PROBLEM TO SOLVE: Each line below is to be copied out exactly, and none may be omitted.
----------
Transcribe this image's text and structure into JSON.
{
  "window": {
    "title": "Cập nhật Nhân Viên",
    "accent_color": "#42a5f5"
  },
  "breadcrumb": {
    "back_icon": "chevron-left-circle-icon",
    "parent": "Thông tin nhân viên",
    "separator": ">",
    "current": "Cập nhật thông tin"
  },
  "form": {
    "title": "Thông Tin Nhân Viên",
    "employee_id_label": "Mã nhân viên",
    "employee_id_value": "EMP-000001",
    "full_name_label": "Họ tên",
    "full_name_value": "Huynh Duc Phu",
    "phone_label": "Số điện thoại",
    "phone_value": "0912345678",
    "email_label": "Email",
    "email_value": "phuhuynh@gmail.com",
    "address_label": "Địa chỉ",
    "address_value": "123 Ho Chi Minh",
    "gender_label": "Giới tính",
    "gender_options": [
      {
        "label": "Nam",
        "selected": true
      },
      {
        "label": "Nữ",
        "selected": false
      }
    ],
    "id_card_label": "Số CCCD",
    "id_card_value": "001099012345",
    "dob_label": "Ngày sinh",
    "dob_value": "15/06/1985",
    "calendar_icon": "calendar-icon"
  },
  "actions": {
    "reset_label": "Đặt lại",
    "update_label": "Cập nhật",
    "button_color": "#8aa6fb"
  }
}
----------
RESULT OF THIS EXERCISE:
Transcribe this image's text and structure into JSON.
{
  "window": {
    "title": "Cập nhật Nhân Viên",
    "accent_color": "#42a5f5"
  },
  "breadcrumb": {
    "back_icon": "chevron-left-circle-icon",
    "parent": "Thông tin nhân viên",
    "separator": ">",
    "current": "Cập nhật thông tin"
  },
  "form": {
    "title": "Thông Tin Nhân Viên",
    "employee_id_label": "Mã nhân viên",
    "employee_id_value": "EMP-000001",
    "full_name_label": "Họ tên",
    "full_name_value": "Huynh Duc Phu",
    "phone_label": "Số điện thoại",
    "phone_value": "0912345678",
    "email_label": "Email",
    "email_value": "phuhuynh@gmail.com",
    "address_label": "Địa chỉ",
    "address_value": "123 Ho Chi Minh",
    "gender_label": "Giới tính",
    "gender_options": [
      {
        "label": "Nam",
        "selected": true
      },
      {
        "label": "Nữ",
        "selected": false
      }
    ],
    "id_card_label": "Số CCCD",
    "id_card_value": "001099012345",
    "dob_label": "Ngày sinh",
    "dob_value": "15/06/1985",
    "calendar_icon": "calendar-icon"
  },
  "actions": {
    "reset_label": "Đặt lại",
    "update_label": "Cập nhật",
    "button_color": "#8aa6fb"
  }
}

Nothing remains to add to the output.